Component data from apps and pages
BEGIN

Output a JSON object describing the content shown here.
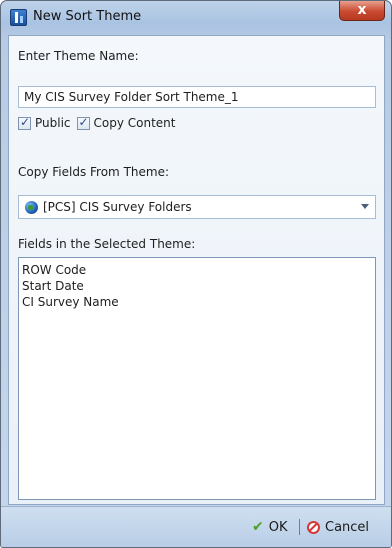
{
  "window": {
    "title": "New Sort Theme",
    "close_symbol": "x"
  },
  "form": {
    "theme_name_label": "Enter Theme Name:",
    "theme_name_value": "My CIS Survey Folder Sort Theme_1",
    "public_label": "Public",
    "public_checked": true,
    "copy_content_label": "Copy Content",
    "copy_content_checked": true,
    "copy_fields_label": "Copy Fields From Theme:",
    "copy_fields_value": "[PCS] CIS Survey Folders",
    "copy_fields_icon": "globe-icon",
    "fields_label": "Fields in the Selected Theme:",
    "fields": [
      "ROW Code",
      "Start Date",
      "CI Survey Name"
    ]
  },
  "footer": {
    "ok_label": "OK",
    "cancel_label": "Cancel",
    "ok_icon": "checkmark-icon",
    "cancel_icon": "cancel-icon"
  }
}
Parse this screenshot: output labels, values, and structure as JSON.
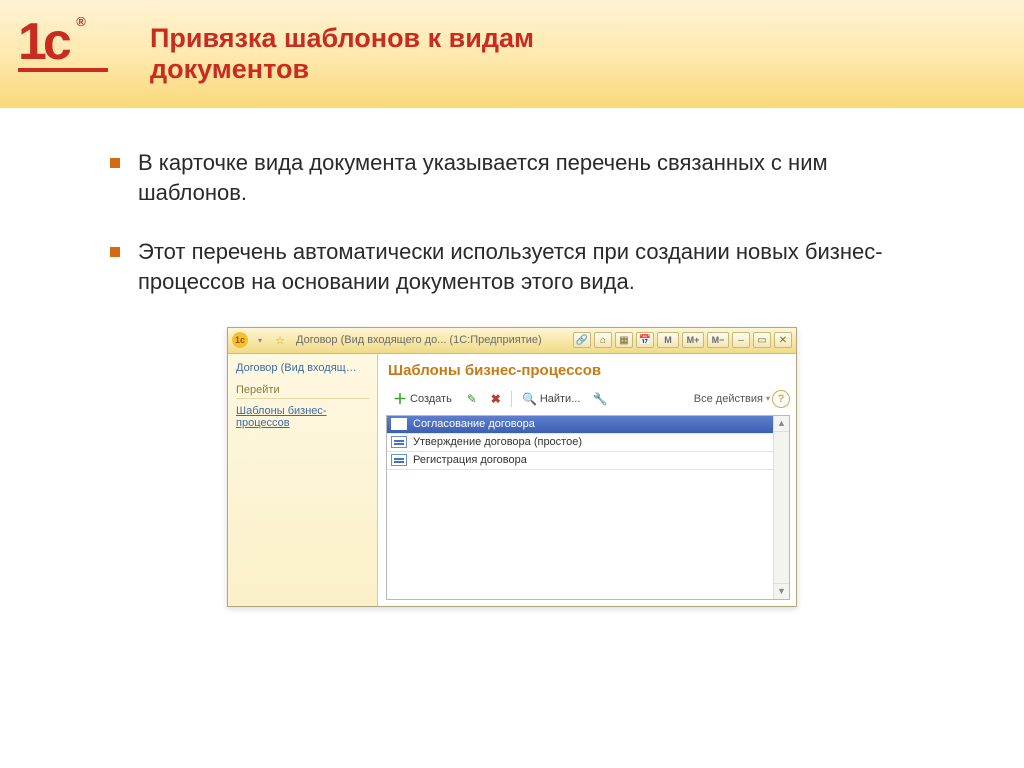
{
  "slide": {
    "logo_text": "1c",
    "title": "Привязка шаблонов к видам документов",
    "bullets": [
      "В карточке вида документа указывается перечень связанных с ним шаблонов.",
      "Этот перечень автоматически используется при создании новых бизнес-процессов на основании документов этого вида."
    ]
  },
  "window": {
    "titlebar": {
      "title": "Договор (Вид входящего до...  (1С:Предприятие)",
      "m_buttons": [
        "M",
        "M+",
        "M−"
      ]
    },
    "sidebar": {
      "heading": "Договор (Вид входящ…",
      "section_label": "Перейти",
      "items": [
        {
          "label": "Шаблоны бизнес-процессов"
        }
      ]
    },
    "main": {
      "title": "Шаблоны бизнес-процессов",
      "toolbar": {
        "create": "Создать",
        "find": "Найти...",
        "all_actions": "Все действия"
      },
      "rows": [
        {
          "label": "Согласование договора",
          "selected": true
        },
        {
          "label": "Утверждение договора (простое)",
          "selected": false
        },
        {
          "label": "Регистрация договора",
          "selected": false
        }
      ]
    }
  }
}
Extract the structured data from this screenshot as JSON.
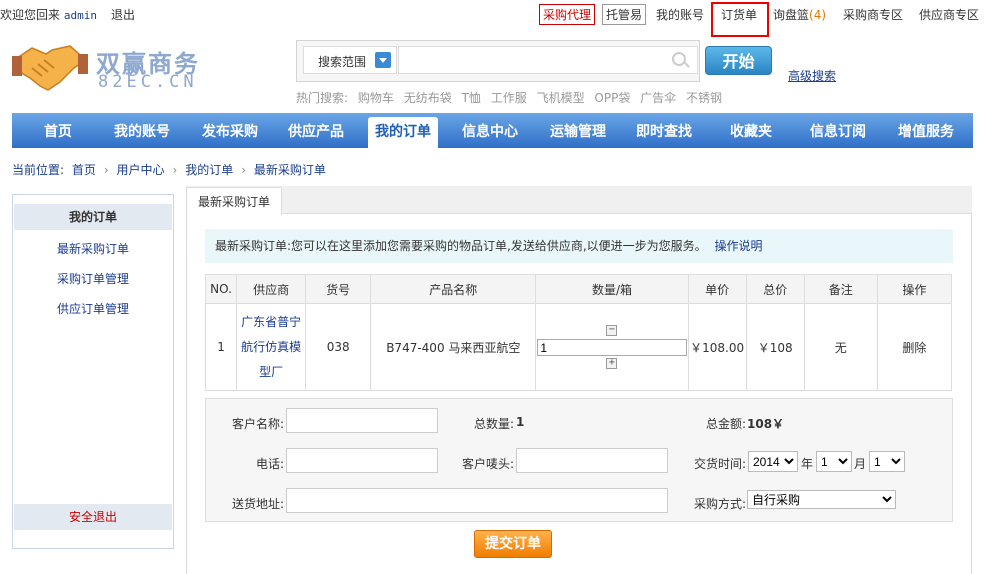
{
  "topbar": {
    "greeting": "欢迎您回来",
    "username": "admin",
    "logout": "退出",
    "links": {
      "purchase_agent": "采购代理",
      "escrow": "托管易",
      "my_account": "我的账号",
      "order_list": "订货单",
      "inquiry_basket": "询盘篮",
      "inquiry_count": "(4)",
      "buyer_zone": "采购商专区",
      "supplier_zone": "供应商专区"
    }
  },
  "logo": {
    "title": "双赢商务",
    "subtitle": "82EC.CN"
  },
  "search": {
    "scope_label": "搜索范围",
    "placeholder": "",
    "button": "开始",
    "advanced": "高级搜索",
    "hot_label": "热门搜索:",
    "hot_terms": [
      "购物车",
      "无纺布袋",
      "T恤",
      "工作服",
      "飞机模型",
      "OPP袋",
      "广告伞",
      "不锈钢"
    ]
  },
  "nav": {
    "items": [
      "首页",
      "我的账号",
      "发布采购",
      "供应产品",
      "我的订单",
      "信息中心",
      "运输管理",
      "即时查找",
      "收藏夹",
      "信息订阅",
      "增值服务"
    ]
  },
  "breadcrumb": {
    "prefix": "当前位置:",
    "items": [
      "首页",
      "用户中心",
      "我的订单",
      "最新采购订单"
    ]
  },
  "sidebar": {
    "heading": "我的订单",
    "items": [
      "最新采购订单",
      "采购订单管理",
      "供应订单管理"
    ],
    "exit": "安全退出"
  },
  "main": {
    "tab": "最新采购订单",
    "notice": "最新采购订单:您可以在这里添加您需要采购的物品订单,发送给供应商,以便进一步为您服务。",
    "notice_link": "操作说明",
    "table": {
      "headers": [
        "NO.",
        "供应商",
        "货号",
        "产品名称",
        "数量/箱",
        "单价",
        "总价",
        "备注",
        "操作"
      ],
      "rows": [
        {
          "no": "1",
          "supplier_lines": [
            "广东省普宁",
            "航行仿真模",
            "型厂"
          ],
          "sku": "038",
          "product": "B747-400 马来西亚航空",
          "qty": "1",
          "unit_price": "￥108.00",
          "total": "￥108",
          "remark": "无",
          "action": "删除"
        }
      ]
    },
    "form": {
      "customer_name_label": "客户名称:",
      "total_qty_label": "总数量:",
      "total_qty": "1",
      "total_amount_label": "总金额:",
      "total_amount": "108￥",
      "phone_label": "电话:",
      "mark_label": "客户唛头:",
      "delivery_label": "交货时间:",
      "year": "2014",
      "year_unit": "年",
      "month": "1",
      "month_unit": "月",
      "day": "1",
      "address_label": "送货地址:",
      "method_label": "采购方式:",
      "method": "自行采购"
    },
    "submit": "提交订单"
  }
}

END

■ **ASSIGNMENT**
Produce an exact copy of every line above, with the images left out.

■ **RESULT FOR THIS TASK**
Output a JSON object describing the content shown here.
{
  "window": {
    "title": "New Sort Theme",
    "close_symbol": "x"
  },
  "form": {
    "theme_name_label": "Enter Theme Name:",
    "theme_name_value": "My CIS Survey Folder Sort Theme_1",
    "public_label": "Public",
    "public_checked": true,
    "copy_content_label": "Copy Content",
    "copy_content_checked": true,
    "copy_fields_label": "Copy Fields From Theme:",
    "copy_fields_value": "[PCS] CIS Survey Folders",
    "copy_fields_icon": "globe-icon",
    "fields_label": "Fields in the Selected Theme:",
    "fields": [
      "ROW Code",
      "Start Date",
      "CI Survey Name"
    ]
  },
  "footer": {
    "ok_label": "OK",
    "cancel_label": "Cancel",
    "ok_icon": "checkmark-icon",
    "cancel_icon": "cancel-icon"
  }
}
Parse this screenshot: output labels, values, and structure as JSON.
{
  "slide": {
    "logo_text": "1c",
    "title": "Привязка шаблонов к видам документов",
    "bullets": [
      "В карточке вида документа указывается перечень связанных с ним шаблонов.",
      "Этот перечень автоматически используется при создании новых бизнес-процессов на основании документов этого вида."
    ]
  },
  "window": {
    "titlebar": {
      "title": "Договор (Вид входящего до...  (1С:Предприятие)",
      "m_buttons": [
        "M",
        "M+",
        "M−"
      ]
    },
    "sidebar": {
      "heading": "Договор (Вид входящ…",
      "section_label": "Перейти",
      "items": [
        {
          "label": "Шаблоны бизнес-процессов"
        }
      ]
    },
    "main": {
      "title": "Шаблоны бизнес-процессов",
      "toolbar": {
        "create": "Создать",
        "find": "Найти...",
        "all_actions": "Все действия"
      },
      "rows": [
        {
          "label": "Согласование договора",
          "selected": true
        },
        {
          "label": "Утверждение договора (простое)",
          "selected": false
        },
        {
          "label": "Регистрация договора",
          "selected": false
        }
      ]
    }
  }
}
Extract the structured data from this screenshot as JSON.
{
  "topbar": {
    "greeting": "欢迎您回来",
    "username": "admin",
    "logout": "退出",
    "links": {
      "purchase_agent": "采购代理",
      "escrow": "托管易",
      "my_account": "我的账号",
      "order_list": "订货单",
      "inquiry_basket": "询盘篮",
      "inquiry_count": "(4)",
      "buyer_zone": "采购商专区",
      "supplier_zone": "供应商专区"
    }
  },
  "logo": {
    "title": "双赢商务",
    "subtitle": "82EC.CN"
  },
  "search": {
    "scope_label": "搜索范围",
    "placeholder": "",
    "button": "开始",
    "advanced": "高级搜索",
    "hot_label": "热门搜索:",
    "hot_terms": [
      "购物车",
      "无纺布袋",
      "T恤",
      "工作服",
      "飞机模型",
      "OPP袋",
      "广告伞",
      "不锈钢"
    ]
  },
  "nav": {
    "items": [
      "首页",
      "我的账号",
      "发布采购",
      "供应产品",
      "我的订单",
      "信息中心",
      "运输管理",
      "即时查找",
      "收藏夹",
      "信息订阅",
      "增值服务"
    ]
  },
  "breadcrumb": {
    "prefix": "当前位置:",
    "items": [
      "首页",
      "用户中心",
      "我的订单",
      "最新采购订单"
    ]
  },
  "sidebar": {
    "heading": "我的订单",
    "items": [
      "最新采购订单",
      "采购订单管理",
      "供应订单管理"
    ],
    "exit": "安全退出"
  },
  "main": {
    "tab": "最新采购订单",
    "notice": "最新采购订单:您可以在这里添加您需要采购的物品订单,发送给供应商,以便进一步为您服务。",
    "notice_link": "操作说明",
    "table": {
      "headers": [
        "NO.",
        "供应商",
        "货号",
        "产品名称",
        "数量/箱",
        "单价",
        "总价",
        "备注",
        "操作"
      ],
      "rows": [
        {
          "no": "1",
          "supplier_lines": [
            "广东省普宁",
            "航行仿真模",
            "型厂"
          ],
          "sku": "038",
          "product": "B747-400 马来西亚航空",
          "qty": "1",
          "unit_price": "￥108.00",
          "total": "￥108",
          "remark": "无",
          "action": "删除"
        }
      ]
    },
    "form": {
      "customer_name_label": "客户名称:",
      "total_qty_label": "总数量:",
      "total_qty": "1",
      "total_amount_label": "总金额:",
      "total_amount": "108￥",
      "phone_label": "电话:",
      "mark_label": "客户唛头:",
      "delivery_label": "交货时间:",
      "year": "2014",
      "year_unit": "年",
      "month": "1",
      "month_unit": "月",
      "day": "1",
      "address_label": "送货地址:",
      "method_label": "采购方式:",
      "method": "自行采购"
    },
    "submit": "提交订单"
  }
}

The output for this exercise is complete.